WHAT IS EXPECTED:
Give the listing again character for character, but drop the images.

== RECORDS ==

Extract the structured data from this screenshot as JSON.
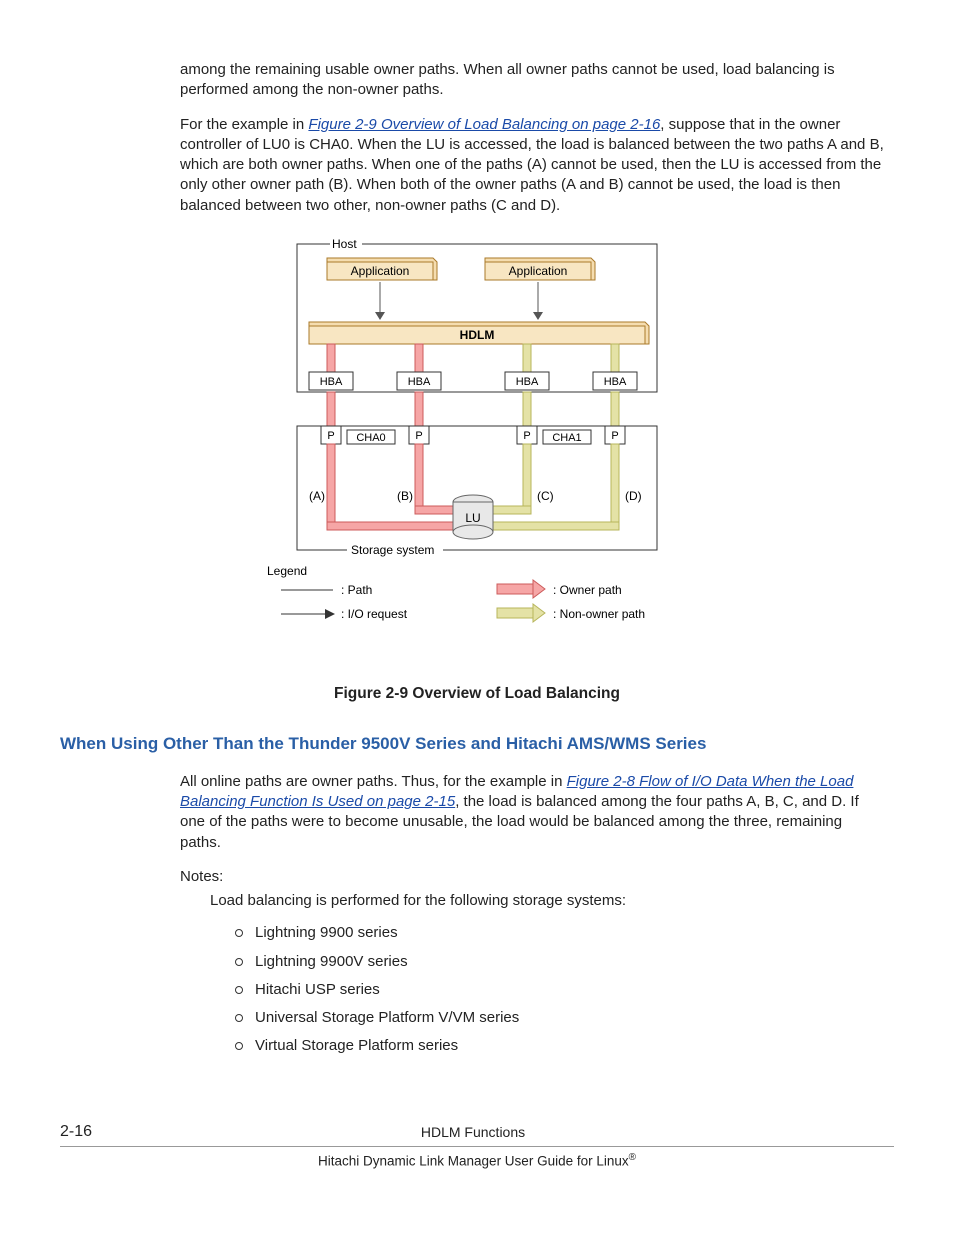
{
  "para1": "among the remaining usable owner paths. When all owner paths cannot be used, load balancing is performed among the non-owner paths.",
  "para2_a": "For the example in ",
  "para2_link": "Figure 2-9 Overview of Load Balancing on page 2-16",
  "para2_b": ", suppose that in the owner controller of LU0 is CHA0. When the LU is accessed, the load is balanced between the two paths A and B, which are both owner paths. When one of the paths (A) cannot be used, then the LU is accessed from the only other owner path (B). When both of the owner paths (A and B) cannot be used, the load is then balanced between two other, non-owner paths (C and D).",
  "diagram": {
    "host": "Host",
    "application": "Application",
    "hdlm": "HDLM",
    "hba": "HBA",
    "p": "P",
    "cha0": "CHA0",
    "cha1": "CHA1",
    "a": "(A)",
    "b": "(B)",
    "c": "(C)",
    "d": "(D)",
    "lu": "LU",
    "storage": "Storage system",
    "legend": "Legend",
    "path": ": Path",
    "io": ": I/O request",
    "owner": ": Owner path",
    "nonowner": ": Non-owner path"
  },
  "figure_caption": "Figure 2-9 Overview of Load Balancing",
  "section_heading": "When Using Other Than the Thunder 9500V Series and Hitachi AMS/WMS Series",
  "sec_para_a": "All online paths are owner paths. Thus, for the example in ",
  "sec_link": "Figure 2-8 Flow of I/O Data When the Load Balancing Function Is Used on page 2-15",
  "sec_para_b": ", the load is balanced among the four paths A, B, C, and D. If one of the paths were to become unusable, the load would be balanced among the three, remaining paths.",
  "notes_label": "Notes:",
  "notes_intro": "Load balancing is performed for the following storage systems:",
  "list": [
    "Lightning 9900 series",
    "Lightning 9900V series",
    "Hitachi USP series",
    "Universal Storage Platform V/VM series",
    "Virtual Storage Platform series"
  ],
  "footer": {
    "pagenum": "2-16",
    "chapter": "HDLM Functions",
    "doc": "Hitachi Dynamic Link Manager User Guide for Linux"
  }
}
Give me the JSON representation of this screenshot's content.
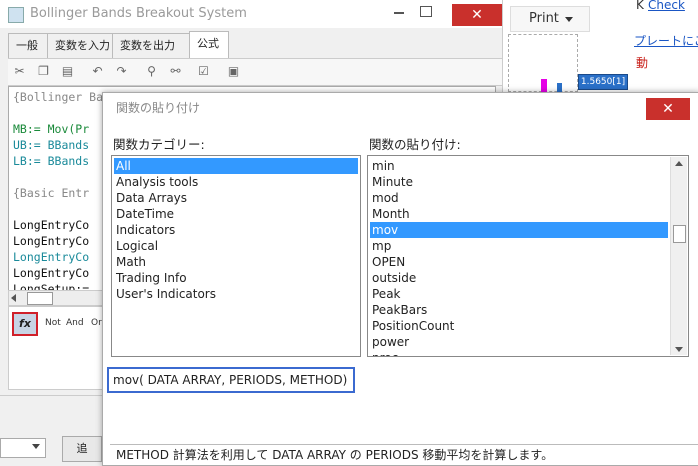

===

TASK RESULT:
Extract the structured data from this screenshot as JSON.
{
  "para1": "among the remaining usable owner paths. When all owner paths cannot be used, load balancing is performed among the non-owner paths.",
  "para2_a": "For the example in ",
  "para2_link": "Figure 2-9 Overview of Load Balancing on page 2-16",
  "para2_b": ", suppose that in the owner controller of LU0 is CHA0. When the LU is accessed, the load is balanced between the two paths A and B, which are both owner paths. When one of the paths (A) cannot be used, then the LU is accessed from the only other owner path (B). When both of the owner paths (A and B) cannot be used, the load is then balanced between two other, non-owner paths (C and D).",
  "diagram": {
    "host": "Host",
    "application": "Application",
    "hdlm": "HDLM",
    "hba": "HBA",
    "p": "P",
    "cha0": "CHA0",
    "cha1": "CHA1",
    "a": "(A)",
    "b": "(B)",
    "c": "(C)",
    "d": "(D)",
    "lu": "LU",
    "storage": "Storage system",
    "legend": "Legend",
    "path": ": Path",
    "io": ": I/O request",
    "owner": ": Owner path",
    "nonowner": ": Non-owner path"
  },
  "figure_caption": "Figure 2-9 Overview of Load Balancing",
  "section_heading": "When Using Other Than the Thunder 9500V Series and Hitachi AMS/WMS Series",
  "sec_para_a": "All online paths are owner paths. Thus, for the example in ",
  "sec_link": "Figure 2-8 Flow of I/O Data When the Load Balancing Function Is Used on page 2-15",
  "sec_para_b": ", the load is balanced among the four paths A, B, C, and D. If one of the paths were to become unusable, the load would be balanced among the three, remaining paths.",
  "notes_label": "Notes:",
  "notes_intro": "Load balancing is performed for the following storage systems:",
  "list": [
    "Lightning 9900 series",
    "Lightning 9900V series",
    "Hitachi USP series",
    "Universal Storage Platform V/VM series",
    "Virtual Storage Platform series"
  ],
  "footer": {
    "pagenum": "2-16",
    "chapter": "HDLM Functions",
    "doc": "Hitachi Dynamic Link Manager User Guide for Linux"
  }
}
Give me the JSON representation of this screenshot's content.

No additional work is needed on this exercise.